Component data from apps and pages
══════
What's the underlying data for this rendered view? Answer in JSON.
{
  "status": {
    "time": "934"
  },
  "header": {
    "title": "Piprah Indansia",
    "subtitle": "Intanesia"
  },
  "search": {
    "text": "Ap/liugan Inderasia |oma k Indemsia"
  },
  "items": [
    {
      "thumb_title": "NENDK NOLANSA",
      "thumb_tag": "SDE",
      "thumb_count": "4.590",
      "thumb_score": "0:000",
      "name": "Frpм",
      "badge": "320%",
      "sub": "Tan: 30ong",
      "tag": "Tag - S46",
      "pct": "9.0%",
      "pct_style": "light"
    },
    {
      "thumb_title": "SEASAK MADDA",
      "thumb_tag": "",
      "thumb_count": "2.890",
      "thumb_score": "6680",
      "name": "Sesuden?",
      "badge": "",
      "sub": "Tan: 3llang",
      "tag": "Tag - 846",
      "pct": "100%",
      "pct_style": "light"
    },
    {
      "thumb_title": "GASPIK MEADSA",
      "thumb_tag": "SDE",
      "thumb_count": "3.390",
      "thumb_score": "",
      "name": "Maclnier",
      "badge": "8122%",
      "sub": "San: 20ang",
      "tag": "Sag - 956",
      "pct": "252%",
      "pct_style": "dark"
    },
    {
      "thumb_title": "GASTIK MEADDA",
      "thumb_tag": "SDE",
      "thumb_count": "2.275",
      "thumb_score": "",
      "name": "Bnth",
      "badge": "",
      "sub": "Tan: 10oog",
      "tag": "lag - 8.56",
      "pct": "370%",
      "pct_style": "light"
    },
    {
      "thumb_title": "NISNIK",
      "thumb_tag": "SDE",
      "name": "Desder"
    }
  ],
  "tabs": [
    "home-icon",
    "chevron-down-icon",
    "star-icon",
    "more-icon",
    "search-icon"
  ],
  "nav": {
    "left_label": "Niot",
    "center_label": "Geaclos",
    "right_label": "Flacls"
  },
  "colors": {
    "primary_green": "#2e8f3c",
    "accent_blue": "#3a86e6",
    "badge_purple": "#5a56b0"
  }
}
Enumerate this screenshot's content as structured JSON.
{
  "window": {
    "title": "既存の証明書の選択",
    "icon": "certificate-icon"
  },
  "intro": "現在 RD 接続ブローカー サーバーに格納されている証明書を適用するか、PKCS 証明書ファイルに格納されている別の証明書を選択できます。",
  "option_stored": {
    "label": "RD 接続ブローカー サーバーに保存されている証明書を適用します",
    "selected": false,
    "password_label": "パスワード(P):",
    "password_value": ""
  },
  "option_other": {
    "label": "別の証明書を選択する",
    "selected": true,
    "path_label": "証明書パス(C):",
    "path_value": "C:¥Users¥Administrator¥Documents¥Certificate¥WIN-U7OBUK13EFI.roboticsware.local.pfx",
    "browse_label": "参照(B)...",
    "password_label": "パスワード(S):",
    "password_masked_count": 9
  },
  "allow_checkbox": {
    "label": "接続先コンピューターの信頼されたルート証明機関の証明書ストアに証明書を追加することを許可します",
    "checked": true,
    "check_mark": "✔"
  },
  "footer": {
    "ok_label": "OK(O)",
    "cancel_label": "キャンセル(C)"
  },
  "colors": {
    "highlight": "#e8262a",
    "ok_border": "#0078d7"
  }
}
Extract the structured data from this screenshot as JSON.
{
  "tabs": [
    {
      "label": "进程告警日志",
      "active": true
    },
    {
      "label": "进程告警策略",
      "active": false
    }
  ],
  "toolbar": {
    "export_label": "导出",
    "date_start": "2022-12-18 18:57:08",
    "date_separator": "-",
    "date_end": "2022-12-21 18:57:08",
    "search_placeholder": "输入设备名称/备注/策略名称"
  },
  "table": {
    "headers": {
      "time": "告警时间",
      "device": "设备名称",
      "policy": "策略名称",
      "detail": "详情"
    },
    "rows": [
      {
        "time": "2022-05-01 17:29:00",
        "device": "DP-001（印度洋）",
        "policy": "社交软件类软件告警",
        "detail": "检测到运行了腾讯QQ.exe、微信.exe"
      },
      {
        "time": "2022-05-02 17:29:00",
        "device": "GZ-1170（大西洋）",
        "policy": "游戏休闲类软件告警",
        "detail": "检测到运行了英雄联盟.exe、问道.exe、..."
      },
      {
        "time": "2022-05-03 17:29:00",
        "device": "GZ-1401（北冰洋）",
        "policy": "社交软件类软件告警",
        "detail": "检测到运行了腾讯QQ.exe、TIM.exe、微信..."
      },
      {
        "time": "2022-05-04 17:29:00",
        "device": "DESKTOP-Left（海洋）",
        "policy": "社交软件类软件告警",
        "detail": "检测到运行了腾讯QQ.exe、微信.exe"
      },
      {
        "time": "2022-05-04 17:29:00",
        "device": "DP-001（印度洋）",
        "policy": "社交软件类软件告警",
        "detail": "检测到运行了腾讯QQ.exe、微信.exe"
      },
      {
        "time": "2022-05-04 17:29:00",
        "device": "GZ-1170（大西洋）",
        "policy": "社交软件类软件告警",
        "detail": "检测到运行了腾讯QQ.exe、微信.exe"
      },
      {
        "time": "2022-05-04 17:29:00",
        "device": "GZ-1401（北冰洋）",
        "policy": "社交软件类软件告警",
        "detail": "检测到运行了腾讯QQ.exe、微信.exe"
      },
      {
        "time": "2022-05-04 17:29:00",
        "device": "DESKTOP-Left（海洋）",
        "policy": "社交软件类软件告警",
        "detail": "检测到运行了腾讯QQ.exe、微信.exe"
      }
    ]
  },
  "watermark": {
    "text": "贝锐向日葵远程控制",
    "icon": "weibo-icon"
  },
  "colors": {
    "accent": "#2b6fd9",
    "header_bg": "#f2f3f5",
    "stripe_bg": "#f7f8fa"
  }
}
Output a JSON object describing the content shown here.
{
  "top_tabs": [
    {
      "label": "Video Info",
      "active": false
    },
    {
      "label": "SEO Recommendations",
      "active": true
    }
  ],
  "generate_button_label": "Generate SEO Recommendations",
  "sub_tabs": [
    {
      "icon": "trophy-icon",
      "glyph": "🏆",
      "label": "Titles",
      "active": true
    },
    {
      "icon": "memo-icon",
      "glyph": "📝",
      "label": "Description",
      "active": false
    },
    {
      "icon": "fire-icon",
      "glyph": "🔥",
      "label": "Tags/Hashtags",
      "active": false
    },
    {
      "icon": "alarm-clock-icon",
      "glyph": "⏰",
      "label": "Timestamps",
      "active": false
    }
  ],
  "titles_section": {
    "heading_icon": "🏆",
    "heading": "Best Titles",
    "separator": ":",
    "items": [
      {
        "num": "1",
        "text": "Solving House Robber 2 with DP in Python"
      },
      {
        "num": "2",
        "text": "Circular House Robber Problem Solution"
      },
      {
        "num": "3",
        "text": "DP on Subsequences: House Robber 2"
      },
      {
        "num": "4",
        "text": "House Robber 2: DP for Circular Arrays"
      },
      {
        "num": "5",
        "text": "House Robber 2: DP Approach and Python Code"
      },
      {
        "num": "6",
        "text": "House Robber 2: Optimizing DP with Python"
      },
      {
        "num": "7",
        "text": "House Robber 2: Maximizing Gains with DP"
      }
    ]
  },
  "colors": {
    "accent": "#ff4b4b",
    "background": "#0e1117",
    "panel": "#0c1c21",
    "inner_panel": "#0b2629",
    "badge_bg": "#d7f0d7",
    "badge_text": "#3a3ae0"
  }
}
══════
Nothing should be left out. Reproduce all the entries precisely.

What's the underlying data for this rendered view? Answer in JSON.
{
  "status": {
    "time": "934"
  },
  "header": {
    "title": "Piprah Indansia",
    "subtitle": "Intanesia"
  },
  "search": {
    "text": "Ap/liugan Inderasia |oma k Indemsia"
  },
  "items": [
    {
      "thumb_title": "NENDK NOLANSA",
      "thumb_tag": "SDE",
      "thumb_count": "4.590",
      "thumb_score": "0:000",
      "name": "Frpм",
      "badge": "320%",
      "sub": "Tan: 30ong",
      "tag": "Tag - S46",
      "pct": "9.0%",
      "pct_style": "light"
    },
    {
      "thumb_title": "SEASAK MADDA",
      "thumb_tag": "",
      "thumb_count": "2.890",
      "thumb_score": "6680",
      "name": "Sesuden?",
      "badge": "",
      "sub": "Tan: 3llang",
      "tag": "Tag - 846",
      "pct": "100%",
      "pct_style": "light"
    },
    {
      "thumb_title": "GASPIK MEADSA",
      "thumb_tag": "SDE",
      "thumb_count": "3.390",
      "thumb_score": "",
      "name": "Maclnier",
      "badge": "8122%",
      "sub": "San: 20ang",
      "tag": "Sag - 956",
      "pct": "252%",
      "pct_style": "dark"
    },
    {
      "thumb_title": "GASTIK MEADDA",
      "thumb_tag": "SDE",
      "thumb_count": "2.275",
      "thumb_score": "",
      "name": "Bnth",
      "badge": "",
      "sub": "Tan: 10oog",
      "tag": "lag - 8.56",
      "pct": "370%",
      "pct_style": "light"
    },
    {
      "thumb_title": "NISNIK",
      "thumb_tag": "SDE",
      "name": "Desder"
    }
  ],
  "tabs": [
    "home-icon",
    "chevron-down-icon",
    "star-icon",
    "more-icon",
    "search-icon"
  ],
  "nav": {
    "left_label": "Niot",
    "center_label": "Geaclos",
    "right_label": "Flacls"
  },
  "colors": {
    "primary_green": "#2e8f3c",
    "accent_blue": "#3a86e6",
    "badge_purple": "#5a56b0"
  }
}
Enumerate this screenshot's content as structured JSON.
{
  "window": {
    "title": "既存の証明書の選択",
    "icon": "certificate-icon"
  },
  "intro": "現在 RD 接続ブローカー サーバーに格納されている証明書を適用するか、PKCS 証明書ファイルに格納されている別の証明書を選択できます。",
  "option_stored": {
    "label": "RD 接続ブローカー サーバーに保存されている証明書を適用します",
    "selected": false,
    "password_label": "パスワード(P):",
    "password_value": ""
  },
  "option_other": {
    "label": "別の証明書を選択する",
    "selected": true,
    "path_label": "証明書パス(C):",
    "path_value": "C:¥Users¥Administrator¥Documents¥Certificate¥WIN-U7OBUK13EFI.roboticsware.local.pfx",
    "browse_label": "参照(B)...",
    "password_label": "パスワード(S):",
    "password_masked_count": 9
  },
  "allow_checkbox": {
    "label": "接続先コンピューターの信頼されたルート証明機関の証明書ストアに証明書を追加することを許可します",
    "checked": true,
    "check_mark": "✔"
  },
  "footer": {
    "ok_label": "OK(O)",
    "cancel_label": "キャンセル(C)"
  },
  "colors": {
    "highlight": "#e8262a",
    "ok_border": "#0078d7"
  }
}
Extract the structured data from this screenshot as JSON.
{
  "tabs": [
    {
      "label": "进程告警日志",
      "active": true
    },
    {
      "label": "进程告警策略",
      "active": false
    }
  ],
  "toolbar": {
    "export_label": "导出",
    "date_start": "2022-12-18 18:57:08",
    "date_separator": "-",
    "date_end": "2022-12-21 18:57:08",
    "search_placeholder": "输入设备名称/备注/策略名称"
  },
  "table": {
    "headers": {
      "time": "告警时间",
      "device": "设备名称",
      "policy": "策略名称",
      "detail": "详情"
    },
    "rows": [
      {
        "time": "2022-05-01 17:29:00",
        "device": "DP-001（印度洋）",
        "policy": "社交软件类软件告警",
        "detail": "检测到运行了腾讯QQ.exe、微信.exe"
      },
      {
        "time": "2022-05-02 17:29:00",
        "device": "GZ-1170（大西洋）",
        "policy": "游戏休闲类软件告警",
        "detail": "检测到运行了英雄联盟.exe、问道.exe、..."
      },
      {
        "time": "2022-05-03 17:29:00",
        "device": "GZ-1401（北冰洋）",
        "policy": "社交软件类软件告警",
        "detail": "检测到运行了腾讯QQ.exe、TIM.exe、微信..."
      },
      {
        "time": "2022-05-04 17:29:00",
        "device": "DESKTOP-Left（海洋）",
        "policy": "社交软件类软件告警",
        "detail": "检测到运行了腾讯QQ.exe、微信.exe"
      },
      {
        "time": "2022-05-04 17:29:00",
        "device": "DP-001（印度洋）",
        "policy": "社交软件类软件告警",
        "detail": "检测到运行了腾讯QQ.exe、微信.exe"
      },
      {
        "time": "2022-05-04 17:29:00",
        "device": "GZ-1170（大西洋）",
        "policy": "社交软件类软件告警",
        "detail": "检测到运行了腾讯QQ.exe、微信.exe"
      },
      {
        "time": "2022-05-04 17:29:00",
        "device": "GZ-1401（北冰洋）",
        "policy": "社交软件类软件告警",
        "detail": "检测到运行了腾讯QQ.exe、微信.exe"
      },
      {
        "time": "2022-05-04 17:29:00",
        "device": "DESKTOP-Left（海洋）",
        "policy": "社交软件类软件告警",
        "detail": "检测到运行了腾讯QQ.exe、微信.exe"
      }
    ]
  },
  "watermark": {
    "text": "贝锐向日葵远程控制",
    "icon": "weibo-icon"
  },
  "colors": {
    "accent": "#2b6fd9",
    "header_bg": "#f2f3f5",
    "stripe_bg": "#f7f8fa"
  }
}
Output a JSON object describing the content shown here.
{
  "top_tabs": [
    {
      "label": "Video Info",
      "active": false
    },
    {
      "label": "SEO Recommendations",
      "active": true
    }
  ],
  "generate_button_label": "Generate SEO Recommendations",
  "sub_tabs": [
    {
      "icon": "trophy-icon",
      "glyph": "🏆",
      "label": "Titles",
      "active": true
    },
    {
      "icon": "memo-icon",
      "glyph": "📝",
      "label": "Description",
      "active": false
    },
    {
      "icon": "fire-icon",
      "glyph": "🔥",
      "label": "Tags/Hashtags",
      "active": false
    },
    {
      "icon": "alarm-clock-icon",
      "glyph": "⏰",
      "label": "Timestamps",
      "active": false
    }
  ],
  "titles_section": {
    "heading_icon": "🏆",
    "heading": "Best Titles",
    "separator": ":",
    "items": [
      {
        "num": "1",
        "text": "Solving House Robber 2 with DP in Python"
      },
      {
        "num": "2",
        "text": "Circular House Robber Problem Solution"
      },
      {
        "num": "3",
        "text": "DP on Subsequences: House Robber 2"
      },
      {
        "num": "4",
        "text": "House Robber 2: DP for Circular Arrays"
      },
      {
        "num": "5",
        "text": "House Robber 2: DP Approach and Python Code"
      },
      {
        "num": "6",
        "text": "House Robber 2: Optimizing DP with Python"
      },
      {
        "num": "7",
        "text": "House Robber 2: Maximizing Gains with DP"
      }
    ]
  },
  "colors": {
    "accent": "#ff4b4b",
    "background": "#0e1117",
    "panel": "#0c1c21",
    "inner_panel": "#0b2629",
    "badge_bg": "#d7f0d7",
    "badge_text": "#3a3ae0"
  }
}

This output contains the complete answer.